By on May 2, 2017


MANILA –Philippine government can implement more reforms, including those in the security sector, to ensure a successful anti-drug program in the long term, according to a political analyst.

University of the Philippines (UP) Political Science Professor Ranjit Rye said that while the Philippine Drug Enforcement Agency (PDEA) and the Philippine National Police (PNP) had done a “very good job” based on initial milestone of the Duterte administration, a significant security sector reform was needed.

“You need to continue the efforts, but we need to make them accountable. We need to push them to implement their own internal reforms,” he said Tuesday in an interview on the sidelines of the #RealNumbersPH forum.

Rye also cited some best practices, which the Philippines can implement, such as fast-tracking administrative and criminal cases against erring policemen and agents of the state, having more accountability and transparency structures, and generating more information from the PNP about crime statistics.

“Reforming our criminal justice system (is also imperative through) providing it more funds for capability, insulating it from influence. Because it’s the criminal justice system that prosecutes,” he said.

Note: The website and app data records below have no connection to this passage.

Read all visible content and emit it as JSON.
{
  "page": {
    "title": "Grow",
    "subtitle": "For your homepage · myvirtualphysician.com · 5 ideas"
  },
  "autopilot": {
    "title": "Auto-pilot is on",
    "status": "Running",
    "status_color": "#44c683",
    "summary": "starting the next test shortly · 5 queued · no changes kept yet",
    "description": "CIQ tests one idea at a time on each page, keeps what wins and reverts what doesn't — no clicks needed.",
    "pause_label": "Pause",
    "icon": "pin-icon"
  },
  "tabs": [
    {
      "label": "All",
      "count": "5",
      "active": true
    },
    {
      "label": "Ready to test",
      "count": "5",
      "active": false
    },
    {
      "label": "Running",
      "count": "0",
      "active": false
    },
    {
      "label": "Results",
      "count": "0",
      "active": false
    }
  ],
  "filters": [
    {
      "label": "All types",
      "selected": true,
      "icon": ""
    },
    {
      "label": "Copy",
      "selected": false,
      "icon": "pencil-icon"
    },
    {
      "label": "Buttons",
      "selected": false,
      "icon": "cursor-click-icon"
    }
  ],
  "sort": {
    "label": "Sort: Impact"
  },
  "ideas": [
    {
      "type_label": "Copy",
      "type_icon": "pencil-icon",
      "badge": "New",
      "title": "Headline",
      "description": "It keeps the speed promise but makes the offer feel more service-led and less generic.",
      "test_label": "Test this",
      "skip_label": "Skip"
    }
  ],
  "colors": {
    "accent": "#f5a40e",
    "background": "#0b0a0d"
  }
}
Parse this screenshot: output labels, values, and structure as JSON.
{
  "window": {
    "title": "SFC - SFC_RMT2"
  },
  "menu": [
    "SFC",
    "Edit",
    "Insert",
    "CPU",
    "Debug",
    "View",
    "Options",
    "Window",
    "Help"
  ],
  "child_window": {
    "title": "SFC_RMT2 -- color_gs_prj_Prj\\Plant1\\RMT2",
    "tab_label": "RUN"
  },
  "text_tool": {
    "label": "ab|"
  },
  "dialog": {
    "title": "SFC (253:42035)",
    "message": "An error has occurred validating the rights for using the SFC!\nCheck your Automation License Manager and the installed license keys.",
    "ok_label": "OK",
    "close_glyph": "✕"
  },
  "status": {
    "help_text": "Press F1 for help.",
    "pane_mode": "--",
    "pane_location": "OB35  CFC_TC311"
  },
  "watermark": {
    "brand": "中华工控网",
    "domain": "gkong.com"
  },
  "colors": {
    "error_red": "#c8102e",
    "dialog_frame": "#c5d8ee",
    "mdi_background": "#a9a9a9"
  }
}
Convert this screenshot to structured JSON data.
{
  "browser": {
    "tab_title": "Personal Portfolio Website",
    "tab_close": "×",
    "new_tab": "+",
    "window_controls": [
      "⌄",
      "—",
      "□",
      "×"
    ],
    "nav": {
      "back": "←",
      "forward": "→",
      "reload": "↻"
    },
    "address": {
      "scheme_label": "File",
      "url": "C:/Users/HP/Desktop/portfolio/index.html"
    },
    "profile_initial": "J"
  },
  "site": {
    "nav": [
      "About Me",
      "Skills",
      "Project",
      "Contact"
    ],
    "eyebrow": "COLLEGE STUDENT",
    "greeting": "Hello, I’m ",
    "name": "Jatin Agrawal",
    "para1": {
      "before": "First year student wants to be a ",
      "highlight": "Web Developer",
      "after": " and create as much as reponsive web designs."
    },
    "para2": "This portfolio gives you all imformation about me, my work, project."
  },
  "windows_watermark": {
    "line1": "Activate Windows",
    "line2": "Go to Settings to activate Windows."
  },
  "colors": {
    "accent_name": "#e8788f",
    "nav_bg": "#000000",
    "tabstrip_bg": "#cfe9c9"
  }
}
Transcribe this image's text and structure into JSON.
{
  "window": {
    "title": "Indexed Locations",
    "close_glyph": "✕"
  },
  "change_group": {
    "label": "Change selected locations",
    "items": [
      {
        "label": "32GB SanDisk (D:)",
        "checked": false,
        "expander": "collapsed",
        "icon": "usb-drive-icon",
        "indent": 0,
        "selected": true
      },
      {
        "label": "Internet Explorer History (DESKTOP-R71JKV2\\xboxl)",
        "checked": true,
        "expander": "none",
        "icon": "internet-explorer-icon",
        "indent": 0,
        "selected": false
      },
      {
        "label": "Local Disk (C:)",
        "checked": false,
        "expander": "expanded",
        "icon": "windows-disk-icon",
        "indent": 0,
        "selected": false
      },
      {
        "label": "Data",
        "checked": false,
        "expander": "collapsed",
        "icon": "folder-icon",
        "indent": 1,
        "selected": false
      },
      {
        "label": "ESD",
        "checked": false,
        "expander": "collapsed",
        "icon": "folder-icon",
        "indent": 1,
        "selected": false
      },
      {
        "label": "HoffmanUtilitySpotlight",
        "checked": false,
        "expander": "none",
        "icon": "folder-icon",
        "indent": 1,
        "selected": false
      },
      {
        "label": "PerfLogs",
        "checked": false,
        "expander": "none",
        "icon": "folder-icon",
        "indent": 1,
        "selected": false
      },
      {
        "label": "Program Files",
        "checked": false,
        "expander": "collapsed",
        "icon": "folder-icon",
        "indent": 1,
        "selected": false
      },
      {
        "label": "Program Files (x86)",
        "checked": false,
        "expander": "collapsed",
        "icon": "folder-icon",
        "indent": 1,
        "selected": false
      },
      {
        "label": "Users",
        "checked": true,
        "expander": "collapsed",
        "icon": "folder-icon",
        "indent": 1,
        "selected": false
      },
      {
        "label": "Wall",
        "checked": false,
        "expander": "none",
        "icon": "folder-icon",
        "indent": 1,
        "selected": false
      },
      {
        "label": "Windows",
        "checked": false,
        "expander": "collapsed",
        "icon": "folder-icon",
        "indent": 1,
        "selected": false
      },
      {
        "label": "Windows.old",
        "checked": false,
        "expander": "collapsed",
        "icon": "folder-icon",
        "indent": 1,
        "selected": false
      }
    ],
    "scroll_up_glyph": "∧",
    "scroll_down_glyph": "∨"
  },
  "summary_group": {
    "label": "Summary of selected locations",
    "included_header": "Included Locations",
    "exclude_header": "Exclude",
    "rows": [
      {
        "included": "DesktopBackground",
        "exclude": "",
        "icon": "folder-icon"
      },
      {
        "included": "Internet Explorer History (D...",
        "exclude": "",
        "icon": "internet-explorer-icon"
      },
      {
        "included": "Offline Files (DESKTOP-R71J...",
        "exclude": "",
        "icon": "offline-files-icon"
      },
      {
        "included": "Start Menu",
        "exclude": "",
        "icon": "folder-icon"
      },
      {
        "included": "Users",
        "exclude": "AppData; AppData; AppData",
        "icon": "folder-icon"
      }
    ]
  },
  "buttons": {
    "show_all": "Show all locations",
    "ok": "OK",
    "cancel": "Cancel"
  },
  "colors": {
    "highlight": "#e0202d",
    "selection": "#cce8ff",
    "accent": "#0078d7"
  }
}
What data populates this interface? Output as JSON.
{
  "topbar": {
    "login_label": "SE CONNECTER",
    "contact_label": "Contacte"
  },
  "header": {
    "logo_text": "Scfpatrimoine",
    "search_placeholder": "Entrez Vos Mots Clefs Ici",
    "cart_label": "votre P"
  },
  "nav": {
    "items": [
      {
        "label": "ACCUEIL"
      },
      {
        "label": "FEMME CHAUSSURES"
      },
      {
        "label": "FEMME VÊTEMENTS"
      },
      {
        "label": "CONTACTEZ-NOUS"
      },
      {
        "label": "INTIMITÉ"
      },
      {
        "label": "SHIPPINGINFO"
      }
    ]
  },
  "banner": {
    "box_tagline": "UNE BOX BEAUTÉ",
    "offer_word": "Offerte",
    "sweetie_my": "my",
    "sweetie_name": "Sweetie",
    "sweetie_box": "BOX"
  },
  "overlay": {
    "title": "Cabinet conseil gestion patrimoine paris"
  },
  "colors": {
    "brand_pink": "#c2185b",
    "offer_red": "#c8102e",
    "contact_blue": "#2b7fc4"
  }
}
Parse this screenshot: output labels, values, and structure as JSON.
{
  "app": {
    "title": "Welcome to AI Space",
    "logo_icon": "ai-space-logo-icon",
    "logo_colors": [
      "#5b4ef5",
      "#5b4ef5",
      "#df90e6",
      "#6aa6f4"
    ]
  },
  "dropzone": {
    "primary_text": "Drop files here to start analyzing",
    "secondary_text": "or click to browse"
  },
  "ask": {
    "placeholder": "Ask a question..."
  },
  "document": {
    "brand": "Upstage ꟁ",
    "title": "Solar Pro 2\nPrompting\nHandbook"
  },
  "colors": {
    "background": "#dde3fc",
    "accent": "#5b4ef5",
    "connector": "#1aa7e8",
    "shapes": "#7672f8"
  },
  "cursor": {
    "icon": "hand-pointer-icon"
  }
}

Rye further said information sharing also played a key role in ensuring a successful anti-drug program.

“The significant work cannot be done by the police alone or the security sector. A lot of the work to fight the menace of drug will require civil society engagement with the state,” he added.

The PDEA said the country’s illegal drugs trade was a Php120-billion industry. Drug users have reached four million.